Cortical specialization for music in preverbal infants
MetadataShow full item record
Audition is perhaps the most developed and acute sense available to infants at birth. One theory supported by speech and music researchers alike proposes that the auditory system is biased to salient properties such as pitch and allocates processing of such stimuli to specialized areas. In the current study, we sought to investigate whether infants would show similar patterns for processing music and language, as they both contain predictable changes in pitch. In a previous study, we established that language processing is lateralized to the left temporal region in the infant brain. We hypothesized music would be processed in the right temporal area.

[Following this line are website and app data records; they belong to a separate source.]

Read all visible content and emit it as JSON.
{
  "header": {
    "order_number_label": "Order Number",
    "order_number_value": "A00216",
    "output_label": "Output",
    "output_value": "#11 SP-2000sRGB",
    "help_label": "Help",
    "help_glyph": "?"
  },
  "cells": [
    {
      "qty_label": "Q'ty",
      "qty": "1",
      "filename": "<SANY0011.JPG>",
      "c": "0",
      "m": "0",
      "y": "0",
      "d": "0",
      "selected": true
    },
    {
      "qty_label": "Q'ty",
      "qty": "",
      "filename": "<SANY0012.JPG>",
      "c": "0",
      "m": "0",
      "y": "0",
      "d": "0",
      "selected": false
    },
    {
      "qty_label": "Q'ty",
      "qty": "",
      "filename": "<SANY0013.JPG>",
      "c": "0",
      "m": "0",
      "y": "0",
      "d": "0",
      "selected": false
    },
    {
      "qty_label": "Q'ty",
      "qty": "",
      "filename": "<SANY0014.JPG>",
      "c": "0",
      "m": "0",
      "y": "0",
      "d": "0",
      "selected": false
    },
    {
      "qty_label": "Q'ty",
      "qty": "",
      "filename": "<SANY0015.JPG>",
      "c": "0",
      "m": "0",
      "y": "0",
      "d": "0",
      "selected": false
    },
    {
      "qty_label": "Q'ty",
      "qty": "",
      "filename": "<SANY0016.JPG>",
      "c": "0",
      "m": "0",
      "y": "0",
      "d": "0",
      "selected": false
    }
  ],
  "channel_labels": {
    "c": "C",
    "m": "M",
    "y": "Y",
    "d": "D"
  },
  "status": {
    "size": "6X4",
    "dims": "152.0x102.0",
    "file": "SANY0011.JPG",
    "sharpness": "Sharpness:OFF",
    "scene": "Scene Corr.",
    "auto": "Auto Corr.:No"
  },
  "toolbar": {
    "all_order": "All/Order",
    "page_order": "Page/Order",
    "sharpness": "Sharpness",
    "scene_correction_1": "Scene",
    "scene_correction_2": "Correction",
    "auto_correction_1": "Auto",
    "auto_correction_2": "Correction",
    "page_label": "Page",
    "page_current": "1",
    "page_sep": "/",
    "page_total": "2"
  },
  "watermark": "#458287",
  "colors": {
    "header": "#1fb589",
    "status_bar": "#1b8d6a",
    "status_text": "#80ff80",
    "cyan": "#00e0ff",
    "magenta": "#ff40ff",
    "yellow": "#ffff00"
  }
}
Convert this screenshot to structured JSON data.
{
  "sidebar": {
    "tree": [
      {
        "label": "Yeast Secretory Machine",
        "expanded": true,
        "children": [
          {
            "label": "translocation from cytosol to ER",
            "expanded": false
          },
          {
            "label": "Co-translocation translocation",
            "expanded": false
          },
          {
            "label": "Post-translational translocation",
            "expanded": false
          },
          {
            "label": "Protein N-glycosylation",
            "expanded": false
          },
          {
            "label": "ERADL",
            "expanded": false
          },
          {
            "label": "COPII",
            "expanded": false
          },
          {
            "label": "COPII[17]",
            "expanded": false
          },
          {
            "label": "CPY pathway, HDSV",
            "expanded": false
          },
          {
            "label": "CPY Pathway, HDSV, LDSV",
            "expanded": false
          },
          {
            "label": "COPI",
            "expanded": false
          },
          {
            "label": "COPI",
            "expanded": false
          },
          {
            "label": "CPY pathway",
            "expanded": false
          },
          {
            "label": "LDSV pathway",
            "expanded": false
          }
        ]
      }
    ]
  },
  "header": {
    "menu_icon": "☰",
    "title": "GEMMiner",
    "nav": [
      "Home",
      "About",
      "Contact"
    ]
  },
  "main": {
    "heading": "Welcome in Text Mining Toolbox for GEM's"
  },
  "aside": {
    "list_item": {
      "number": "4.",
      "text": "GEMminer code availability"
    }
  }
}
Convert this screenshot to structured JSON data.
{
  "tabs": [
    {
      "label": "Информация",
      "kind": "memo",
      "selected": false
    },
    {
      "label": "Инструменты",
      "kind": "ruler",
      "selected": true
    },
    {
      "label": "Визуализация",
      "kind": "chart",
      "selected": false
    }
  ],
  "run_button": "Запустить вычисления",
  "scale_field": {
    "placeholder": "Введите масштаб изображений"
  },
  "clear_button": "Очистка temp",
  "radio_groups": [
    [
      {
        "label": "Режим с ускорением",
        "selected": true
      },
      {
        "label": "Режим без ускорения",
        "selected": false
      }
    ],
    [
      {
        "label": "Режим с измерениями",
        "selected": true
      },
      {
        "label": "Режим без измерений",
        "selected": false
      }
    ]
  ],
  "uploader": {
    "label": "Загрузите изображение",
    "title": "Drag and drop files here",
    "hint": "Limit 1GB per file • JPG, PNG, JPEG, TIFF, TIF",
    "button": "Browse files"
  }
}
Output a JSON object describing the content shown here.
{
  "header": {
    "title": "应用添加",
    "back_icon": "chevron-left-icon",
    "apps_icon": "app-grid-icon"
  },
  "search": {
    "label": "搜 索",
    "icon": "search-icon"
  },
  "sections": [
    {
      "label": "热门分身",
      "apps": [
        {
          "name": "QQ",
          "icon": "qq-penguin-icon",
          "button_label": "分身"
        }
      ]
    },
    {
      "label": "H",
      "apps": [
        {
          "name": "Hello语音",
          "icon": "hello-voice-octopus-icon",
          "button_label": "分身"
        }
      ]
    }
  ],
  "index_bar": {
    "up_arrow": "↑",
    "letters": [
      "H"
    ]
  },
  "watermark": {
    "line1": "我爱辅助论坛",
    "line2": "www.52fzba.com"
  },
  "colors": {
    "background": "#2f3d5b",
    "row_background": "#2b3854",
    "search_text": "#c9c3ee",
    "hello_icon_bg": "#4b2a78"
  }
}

Although it contains a rule-based structure somewhat akin to language, it is heavily dependent on fine distinctions in pitch. Preverbal infants watched a video of animated shapes (visual stimuli) coupled with either speech (1 of 10 different stories in infant-direct speech) or music (Scriabbin's Ballade No. 3 in A flat) while hemodynamic activity in bilateral temporal sites was recording using near-infrared spectroscopy. Results indicated significant right temporal decreases in HbO2 concentration in comparison with baseline measures during music trials relative to the left temporal area. These results suggest that even at the preverbal stage, infants process speech differently than other similarly structured auditory stimuli.
Fava, Eswen Elizabeth (2008). Cortical specialization for music in preverbal infants. Master's thesis, Texas A&M University. Available electronically from